She is the biggest name of Indian television. Ekta Kapoor is an eternal success story women live by. She has redefined an industry with her dedication, passion and will-power thats an inspiration for many. Saimik Sen, CEO, WCRC LEADERS ASIA in a conversation with EKTA KAPOOR
More than 100 different television programs across 5 languages and as many as 21 films till 2014. In your own perception- How did Ekta Kapoor emerge as one of the most powerful Indian women?
I don’t know how you can define power, but for me
it is not the 100 shows that matter, but the fact that 60 percent of India’s cable audience was watching those shows. So you land up realizing that not only are you entertaining growing middle class, you are influencing the minds of the social fabric of the country. India with huge population and having it’s the hugest say with its ethnic audience all over the world; it was an interesting journey for me also from 2000 when ‘Kyunki’ went on air.
It was those 5 shows that probably spoke more than any other did to the ethnic as well as similar sensibility audiences.
To actually realize you have created characters, and thought processes, fashions and probably changed not only styling, but thinking and behavioral patterns in almost the growing generations of cable watching homes. I think that’s unimaginable power and humbling at the same time.
What is your greatest achievement till date?

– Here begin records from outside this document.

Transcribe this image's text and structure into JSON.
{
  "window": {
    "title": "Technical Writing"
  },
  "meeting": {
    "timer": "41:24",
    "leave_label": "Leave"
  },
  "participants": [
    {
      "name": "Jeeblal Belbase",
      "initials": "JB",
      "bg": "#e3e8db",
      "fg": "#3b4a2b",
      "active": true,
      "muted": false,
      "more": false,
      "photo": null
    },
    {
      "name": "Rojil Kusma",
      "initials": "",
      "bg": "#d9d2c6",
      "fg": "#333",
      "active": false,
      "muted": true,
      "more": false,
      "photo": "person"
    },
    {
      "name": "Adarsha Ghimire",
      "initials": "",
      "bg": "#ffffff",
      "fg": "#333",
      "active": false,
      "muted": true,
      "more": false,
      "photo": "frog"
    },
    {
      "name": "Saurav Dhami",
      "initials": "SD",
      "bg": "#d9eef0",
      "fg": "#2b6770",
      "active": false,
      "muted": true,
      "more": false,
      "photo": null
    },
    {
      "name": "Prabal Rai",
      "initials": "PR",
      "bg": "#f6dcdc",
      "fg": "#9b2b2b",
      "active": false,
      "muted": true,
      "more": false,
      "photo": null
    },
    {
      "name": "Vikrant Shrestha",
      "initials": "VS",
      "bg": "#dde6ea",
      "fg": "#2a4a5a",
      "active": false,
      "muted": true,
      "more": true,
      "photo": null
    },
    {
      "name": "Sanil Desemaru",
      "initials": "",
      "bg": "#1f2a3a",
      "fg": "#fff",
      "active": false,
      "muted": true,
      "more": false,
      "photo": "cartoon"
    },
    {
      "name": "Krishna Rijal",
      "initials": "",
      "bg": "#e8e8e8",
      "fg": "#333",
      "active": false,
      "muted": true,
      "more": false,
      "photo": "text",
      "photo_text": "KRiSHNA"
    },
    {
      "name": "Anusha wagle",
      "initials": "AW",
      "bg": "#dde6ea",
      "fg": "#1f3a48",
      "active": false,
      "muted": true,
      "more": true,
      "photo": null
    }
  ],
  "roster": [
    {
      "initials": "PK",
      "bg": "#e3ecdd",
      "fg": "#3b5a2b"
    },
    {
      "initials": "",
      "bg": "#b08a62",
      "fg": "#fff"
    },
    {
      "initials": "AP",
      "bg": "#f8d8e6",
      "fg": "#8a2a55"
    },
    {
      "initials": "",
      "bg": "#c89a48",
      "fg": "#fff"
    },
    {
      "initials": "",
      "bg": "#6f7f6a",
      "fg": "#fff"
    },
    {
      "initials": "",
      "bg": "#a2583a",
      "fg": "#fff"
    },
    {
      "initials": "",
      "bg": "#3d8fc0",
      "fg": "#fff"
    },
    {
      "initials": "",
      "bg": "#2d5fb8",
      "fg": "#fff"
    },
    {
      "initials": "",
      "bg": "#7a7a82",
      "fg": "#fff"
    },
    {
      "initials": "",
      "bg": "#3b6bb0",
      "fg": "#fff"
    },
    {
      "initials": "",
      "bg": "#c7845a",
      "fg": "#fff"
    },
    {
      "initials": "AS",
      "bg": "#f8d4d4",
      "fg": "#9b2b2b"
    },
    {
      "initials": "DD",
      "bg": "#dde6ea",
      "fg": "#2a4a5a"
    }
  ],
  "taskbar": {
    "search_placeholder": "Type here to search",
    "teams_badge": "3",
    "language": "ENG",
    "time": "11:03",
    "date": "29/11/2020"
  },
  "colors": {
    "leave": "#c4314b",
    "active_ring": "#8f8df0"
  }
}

We have a lot of complaints and accusations from pluralists like television is regressive, pulls you down to basic sensibility but actually its traditional not regressive. Boston Research Company did its independent research and found that Indian television during the years from 2003-2007 was highly watched, women started emulating their popular characters on TV and had voice in family discussions which used to be a man’s domain. It kind of established a norm. And I think that more than any TRP or any other professional achievement could be the biggest achievement. Also there were reports that after the tragic Gujarat earthquake, people were watching a lot of television at that time to get over the immense pain that they went through. TV was a source of entertainment but also an escape that helped them. And today also I think TV and Films are voices to communicate. Now with Balaji Motion Pictures and different section of audience altogether, it’s interesting to communicate with so many people at one time.
What is one thing you would wish to change about the entertainment industry?
I think we are way bigger risk takers than any other manufacturing, real estate or any other company but the weightage of cultivated talent as compared to any other industry is relatively low. We don’t have enough acting schools, or talent management, or skill growth schools. We are not accepted in colleges as a separate study which should be because it can definitely be another arm of profession. I think when that happens, films will have a lot more talent, and dependency only on a certain amount of people will be much lesser.
You have given television a stature that no one else before you could give. What were the challenges you faced.
Television got a naturalized stature; I was just a part of its formation. Television gave me stature!
I think people don’t realize the power of this medium that goes to people’s home every day and to be a part of that was just great. But there was a time when everybody was taking films and I took television. That was the time I had no option and I had to do something with my life, so I took it and I loved it so much.
I never can say that television was re established by me. I guess it’s my love for the medium and medium’s love for me that has established us both.
‘Kahani Ghar Ghar Ki’ and ‘Kyunki Saas Bhi Kabhi Bahu Thi’ were the initial two serials that brought a revolution on Indian television. For the very first time, Indian daily soaps were woven around women characters rather than men. Was that idea to specifically empower women?
See we have always believed that exactly opposite happens on TV to that of films. So it’s actually a funny take, but in movies men are the heroes and women are the glamour dolls, and for television women are the heroes and men are the glamour dolls. So women are there handling the issues, and men are there looking good. It was a medium for women and by women. It was for those 70 percent of women, who are homemakers and they were not getting what they wanted to watch.
“It is she who rules the remote or rules the TV. It is her domain”.
You are credited with single-handedly changing the way India spends its evenings. Who or what has been your guiding force throughout?
My mother, always!
I have had a lot of support from my dad for investing in my company but my mom almost gave her life to us. After being a star wife, to producer and handling the economy of the business so well. I think my guiding force was her because I would see what she liked watching, I would see her responses. She was demography, very traditional yet forward thinking. She became ‘Tulsi and Parvati’ for me.
One thing you have to let go of as a Producer.
You have to be overall aware of the jobs your profession is creating, of the repercussions of having an ego in a profession like yours. Your creativity is constantly in question because everyone else is in the opinion after you put in the money.
In the end you have to decide what is bigger your ego or your product.
A message from you to all the rising women entrepreneurs
Sometimes your disadvantages become your advantages. So, you have to find the possibilities in the lack of opportunities!
You can just put yourself out there because sometimes you win, sometimes you learn. You never lose!